_Work order_. Draw out every line with the word "cantidad" from the listing below.

_Material for this exercise_.
Start of Block

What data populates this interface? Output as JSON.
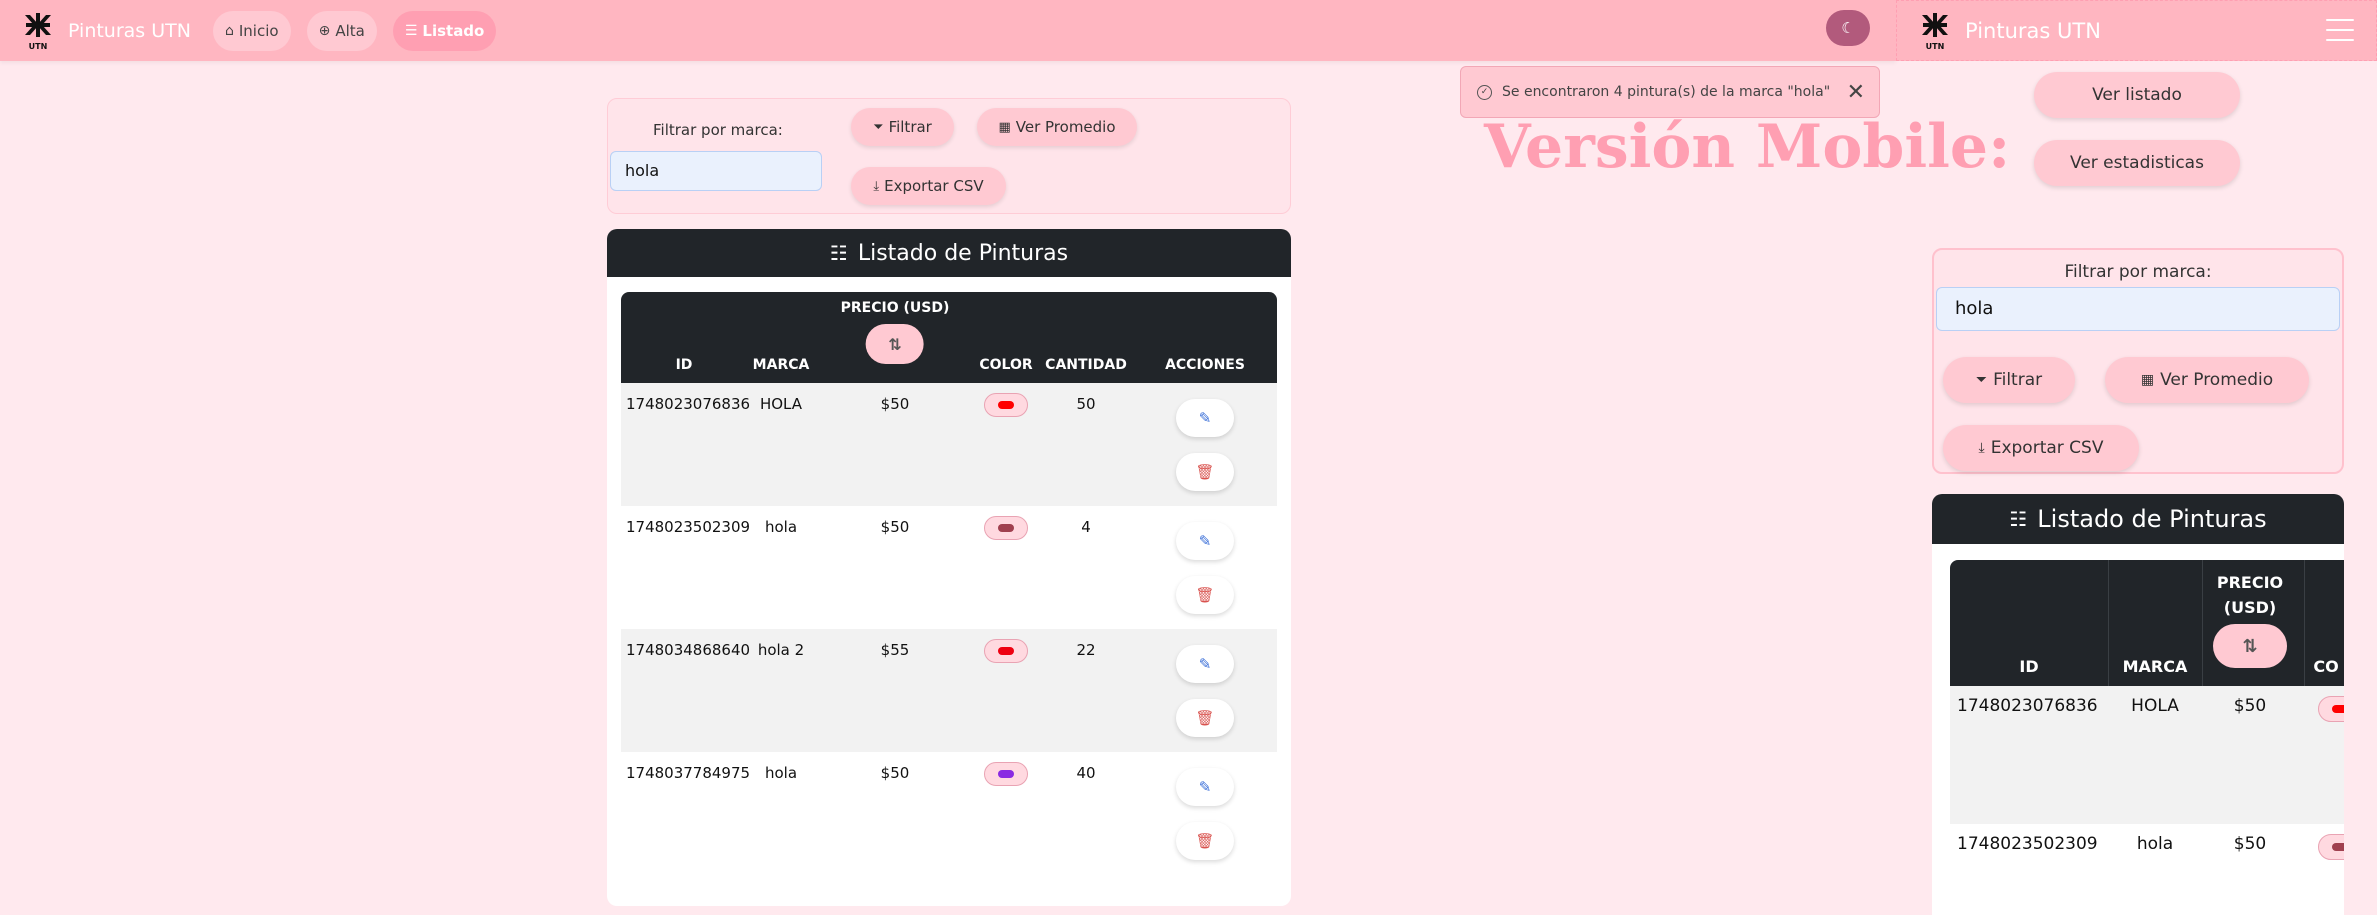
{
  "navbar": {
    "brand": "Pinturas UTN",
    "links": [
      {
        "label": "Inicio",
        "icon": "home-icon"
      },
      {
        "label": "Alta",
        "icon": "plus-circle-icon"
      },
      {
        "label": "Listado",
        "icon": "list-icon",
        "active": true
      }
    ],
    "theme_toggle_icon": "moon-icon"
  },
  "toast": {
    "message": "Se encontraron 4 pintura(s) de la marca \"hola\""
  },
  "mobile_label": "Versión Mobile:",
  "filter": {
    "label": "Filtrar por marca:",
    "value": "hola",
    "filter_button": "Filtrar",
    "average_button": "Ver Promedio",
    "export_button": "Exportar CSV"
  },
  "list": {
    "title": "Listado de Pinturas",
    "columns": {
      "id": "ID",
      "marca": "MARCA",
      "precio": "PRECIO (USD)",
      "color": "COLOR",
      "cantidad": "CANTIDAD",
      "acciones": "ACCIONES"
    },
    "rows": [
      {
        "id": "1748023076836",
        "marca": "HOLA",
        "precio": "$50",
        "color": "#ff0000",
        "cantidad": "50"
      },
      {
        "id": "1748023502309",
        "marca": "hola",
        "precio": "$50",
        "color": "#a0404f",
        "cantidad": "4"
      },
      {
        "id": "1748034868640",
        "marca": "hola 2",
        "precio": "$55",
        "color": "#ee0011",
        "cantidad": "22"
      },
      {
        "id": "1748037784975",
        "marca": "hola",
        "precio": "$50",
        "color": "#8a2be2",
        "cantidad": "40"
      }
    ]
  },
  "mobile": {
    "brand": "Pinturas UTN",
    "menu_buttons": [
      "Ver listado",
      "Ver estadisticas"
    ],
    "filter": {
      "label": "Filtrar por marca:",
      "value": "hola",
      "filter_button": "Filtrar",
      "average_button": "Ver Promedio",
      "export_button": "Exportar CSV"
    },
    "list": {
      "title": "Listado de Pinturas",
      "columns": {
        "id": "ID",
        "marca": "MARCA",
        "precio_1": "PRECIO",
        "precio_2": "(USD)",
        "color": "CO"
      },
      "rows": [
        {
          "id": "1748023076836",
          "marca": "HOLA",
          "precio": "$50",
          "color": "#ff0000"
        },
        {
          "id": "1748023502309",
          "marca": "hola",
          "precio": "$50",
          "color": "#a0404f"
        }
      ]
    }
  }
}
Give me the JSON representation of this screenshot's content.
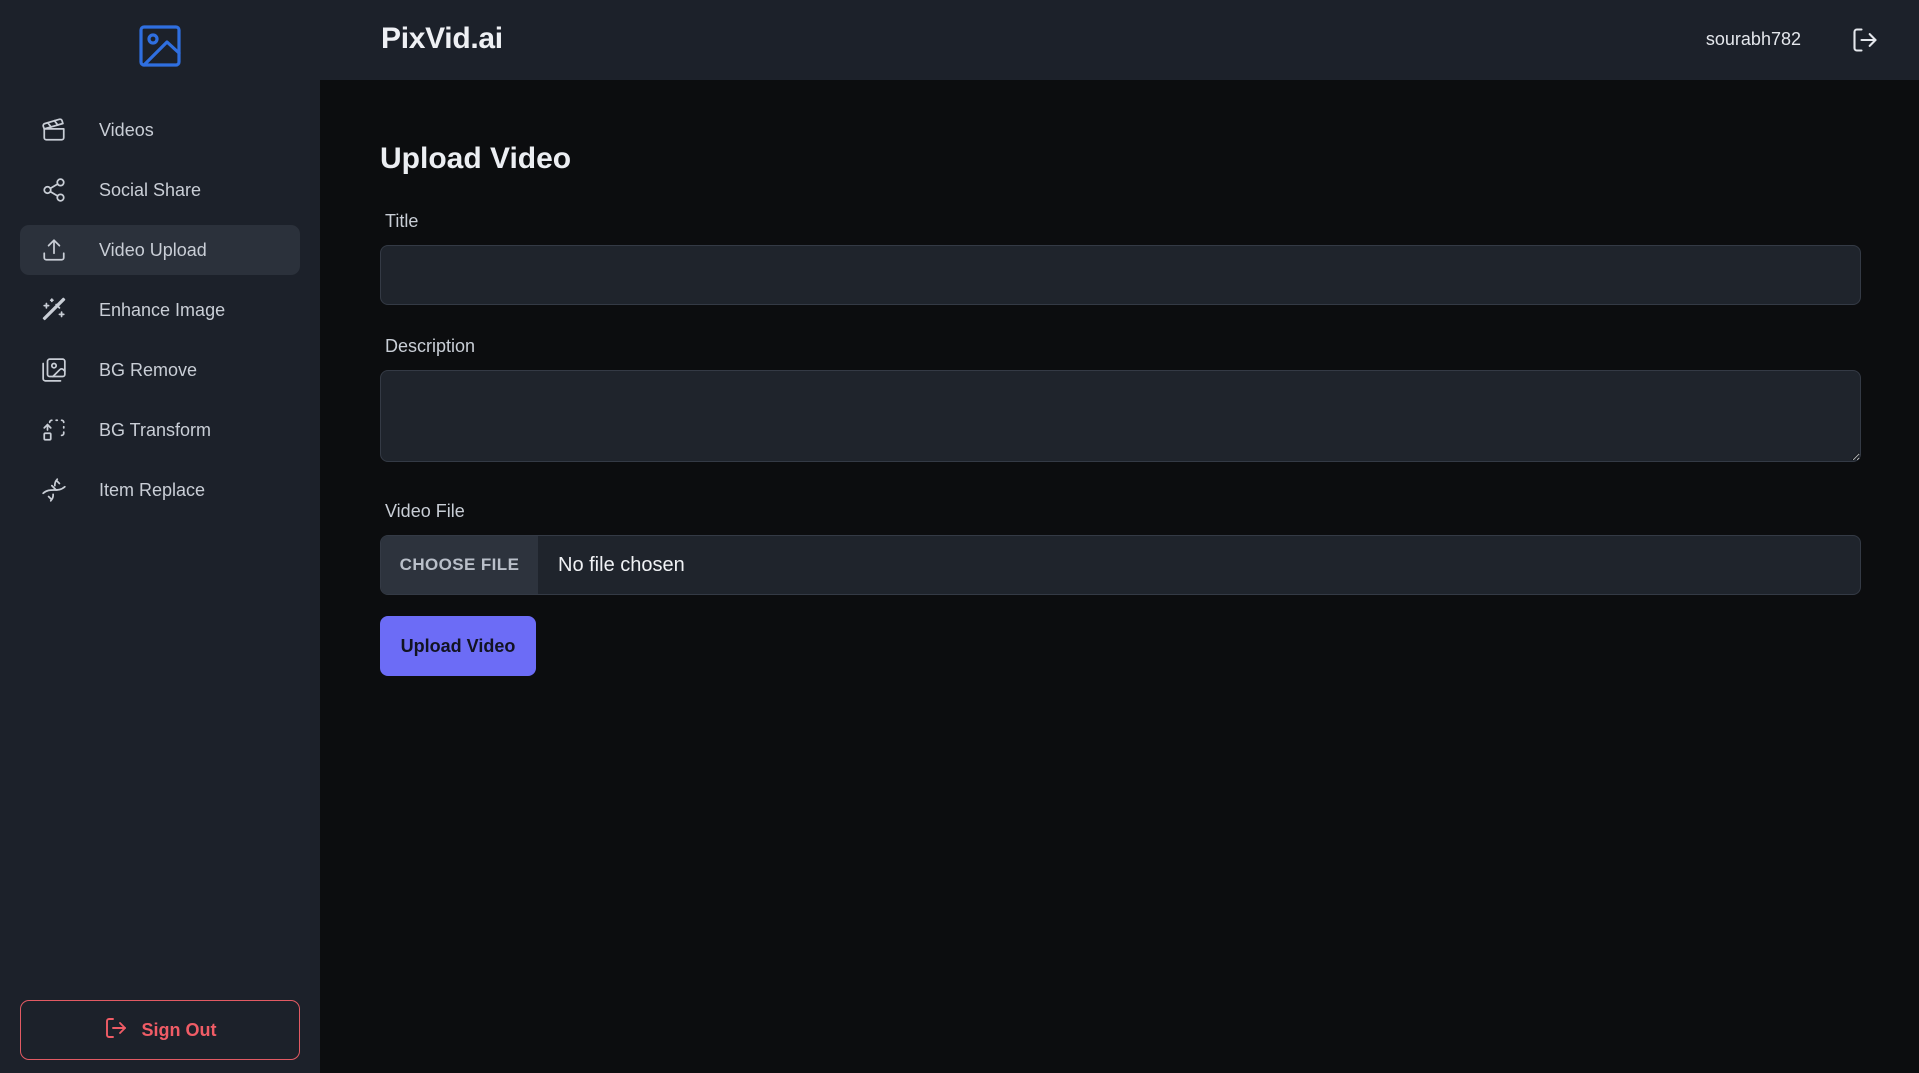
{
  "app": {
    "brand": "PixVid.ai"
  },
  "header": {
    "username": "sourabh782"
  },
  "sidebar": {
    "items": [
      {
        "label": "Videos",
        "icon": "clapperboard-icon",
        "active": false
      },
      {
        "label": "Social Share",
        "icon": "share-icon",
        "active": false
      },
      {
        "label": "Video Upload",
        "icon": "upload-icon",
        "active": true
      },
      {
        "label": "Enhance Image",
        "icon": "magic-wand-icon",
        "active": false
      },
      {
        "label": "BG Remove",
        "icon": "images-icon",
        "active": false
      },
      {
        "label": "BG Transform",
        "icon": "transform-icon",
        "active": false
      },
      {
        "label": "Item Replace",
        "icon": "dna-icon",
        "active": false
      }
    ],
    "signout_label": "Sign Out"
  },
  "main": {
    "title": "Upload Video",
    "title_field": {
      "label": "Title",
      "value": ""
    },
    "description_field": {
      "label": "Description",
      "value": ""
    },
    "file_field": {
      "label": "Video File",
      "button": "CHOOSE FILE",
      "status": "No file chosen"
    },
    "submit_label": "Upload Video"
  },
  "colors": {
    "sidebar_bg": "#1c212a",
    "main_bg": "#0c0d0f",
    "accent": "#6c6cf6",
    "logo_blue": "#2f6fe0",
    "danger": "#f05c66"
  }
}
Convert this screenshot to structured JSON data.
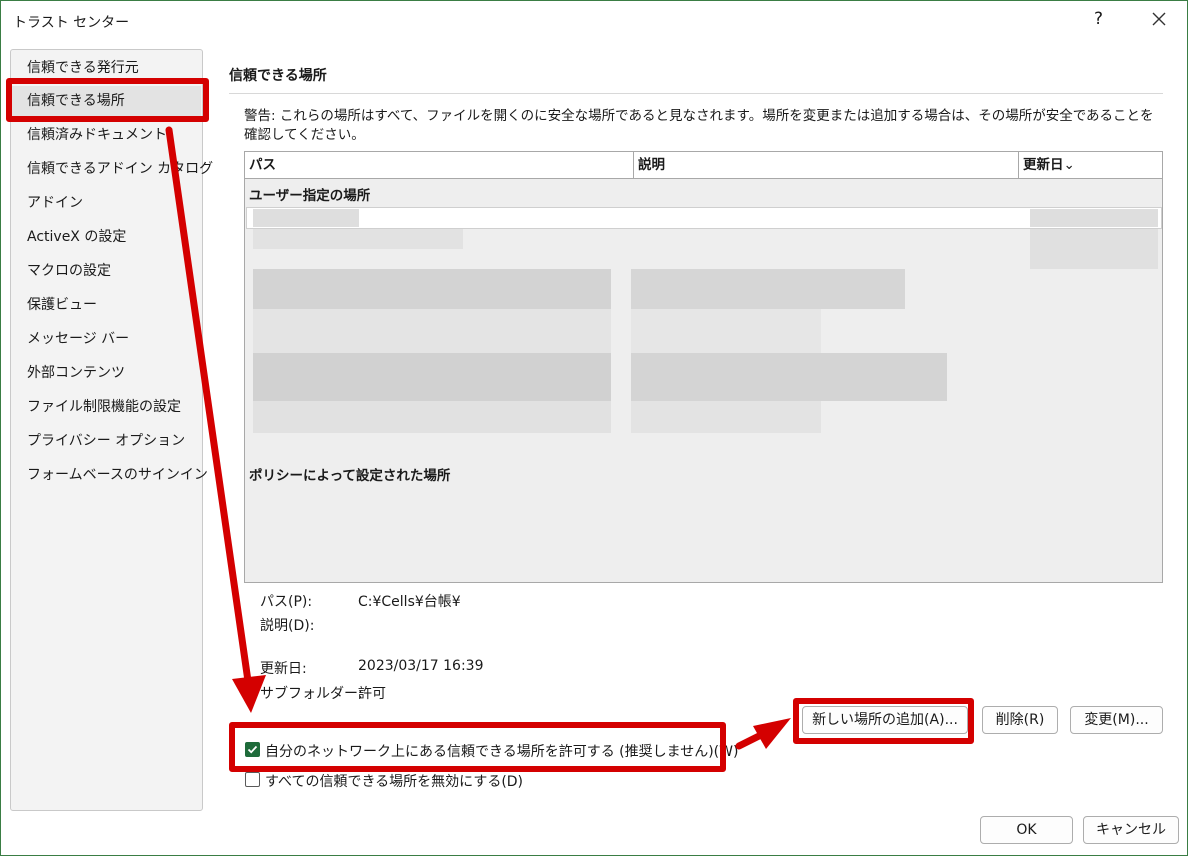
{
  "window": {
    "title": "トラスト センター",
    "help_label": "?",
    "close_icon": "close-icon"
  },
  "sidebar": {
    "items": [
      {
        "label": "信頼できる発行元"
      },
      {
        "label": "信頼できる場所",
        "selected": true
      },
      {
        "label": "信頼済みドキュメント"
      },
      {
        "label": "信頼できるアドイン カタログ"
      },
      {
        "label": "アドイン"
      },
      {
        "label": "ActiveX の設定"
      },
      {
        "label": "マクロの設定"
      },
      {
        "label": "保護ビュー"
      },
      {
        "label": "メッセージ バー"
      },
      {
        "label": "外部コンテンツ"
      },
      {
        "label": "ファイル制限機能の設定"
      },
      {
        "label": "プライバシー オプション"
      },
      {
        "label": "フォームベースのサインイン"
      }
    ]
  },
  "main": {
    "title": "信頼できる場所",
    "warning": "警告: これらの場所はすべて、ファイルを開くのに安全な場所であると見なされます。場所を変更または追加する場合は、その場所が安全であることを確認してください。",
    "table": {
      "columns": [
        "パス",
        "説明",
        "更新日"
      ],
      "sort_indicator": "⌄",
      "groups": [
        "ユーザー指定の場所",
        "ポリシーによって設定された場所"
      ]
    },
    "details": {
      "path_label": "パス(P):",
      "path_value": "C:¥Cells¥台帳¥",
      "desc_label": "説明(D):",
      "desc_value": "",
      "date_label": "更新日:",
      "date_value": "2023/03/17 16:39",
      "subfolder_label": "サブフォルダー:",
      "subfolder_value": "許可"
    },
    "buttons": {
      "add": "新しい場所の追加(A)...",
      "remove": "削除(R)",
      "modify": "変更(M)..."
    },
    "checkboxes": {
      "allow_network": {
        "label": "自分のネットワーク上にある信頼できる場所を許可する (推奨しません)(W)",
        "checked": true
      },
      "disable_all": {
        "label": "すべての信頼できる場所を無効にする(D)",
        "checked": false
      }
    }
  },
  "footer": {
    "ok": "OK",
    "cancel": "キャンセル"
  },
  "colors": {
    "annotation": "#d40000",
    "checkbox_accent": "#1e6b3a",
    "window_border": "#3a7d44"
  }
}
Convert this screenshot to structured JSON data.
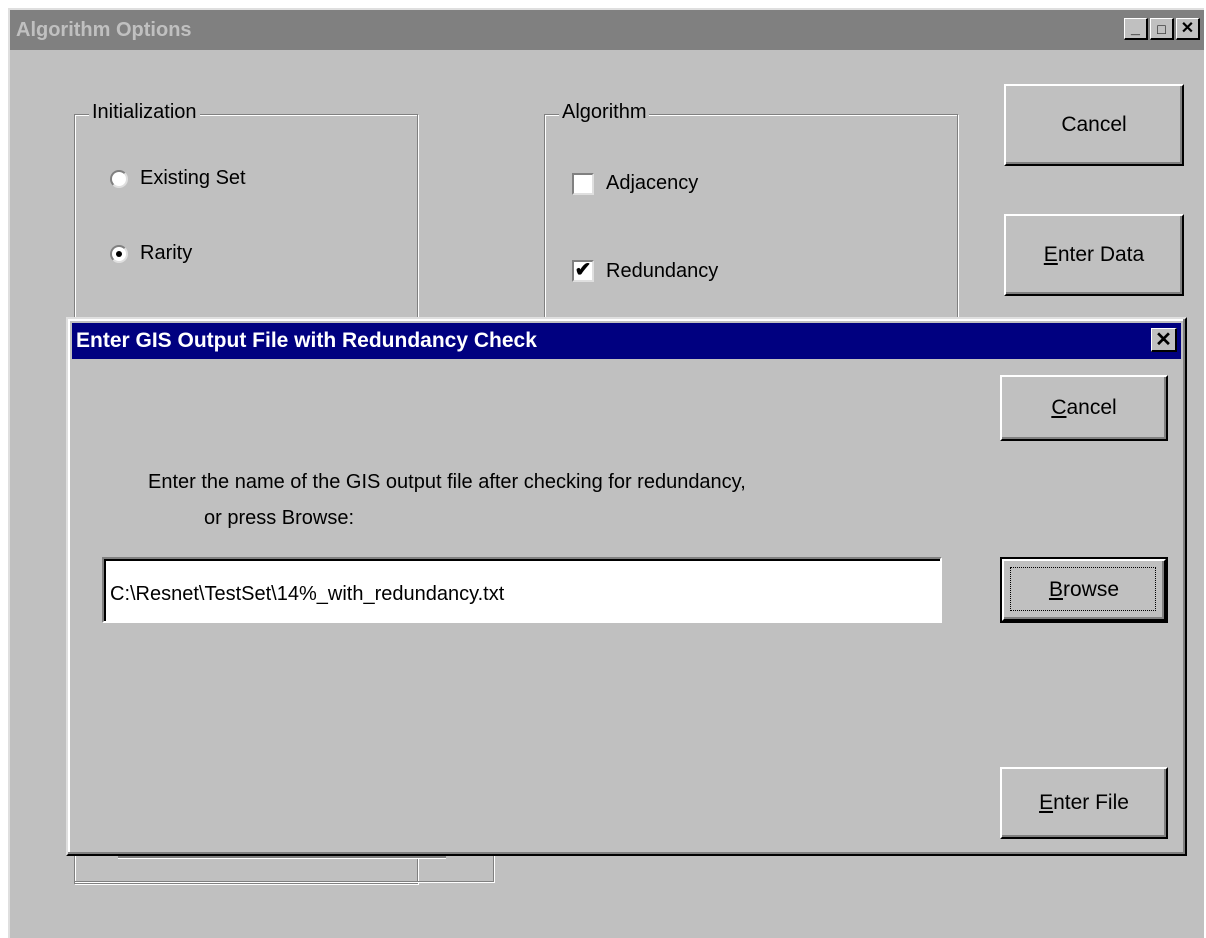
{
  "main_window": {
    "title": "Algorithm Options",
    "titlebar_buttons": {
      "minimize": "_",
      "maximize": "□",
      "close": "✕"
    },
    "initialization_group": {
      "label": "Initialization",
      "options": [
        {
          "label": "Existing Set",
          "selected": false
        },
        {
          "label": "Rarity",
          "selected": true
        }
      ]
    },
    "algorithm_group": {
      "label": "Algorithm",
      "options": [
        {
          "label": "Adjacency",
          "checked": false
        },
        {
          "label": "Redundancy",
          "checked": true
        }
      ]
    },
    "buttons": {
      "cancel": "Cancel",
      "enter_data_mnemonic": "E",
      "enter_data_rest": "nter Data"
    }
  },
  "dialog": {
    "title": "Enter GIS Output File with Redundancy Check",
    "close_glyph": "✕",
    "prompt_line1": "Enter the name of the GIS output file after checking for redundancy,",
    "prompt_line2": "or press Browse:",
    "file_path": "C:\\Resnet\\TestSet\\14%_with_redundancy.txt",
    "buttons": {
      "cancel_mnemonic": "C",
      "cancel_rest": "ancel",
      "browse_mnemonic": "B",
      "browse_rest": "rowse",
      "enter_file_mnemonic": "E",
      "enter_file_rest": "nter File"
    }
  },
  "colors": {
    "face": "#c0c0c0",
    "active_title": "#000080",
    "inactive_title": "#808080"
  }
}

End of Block

_Response for this exercise_.
      "cantidad": "CANTIDAD",
        "cantidad": "50"
        "cantidad": "4"
        "cantidad": "22"
        "cantidad": "40"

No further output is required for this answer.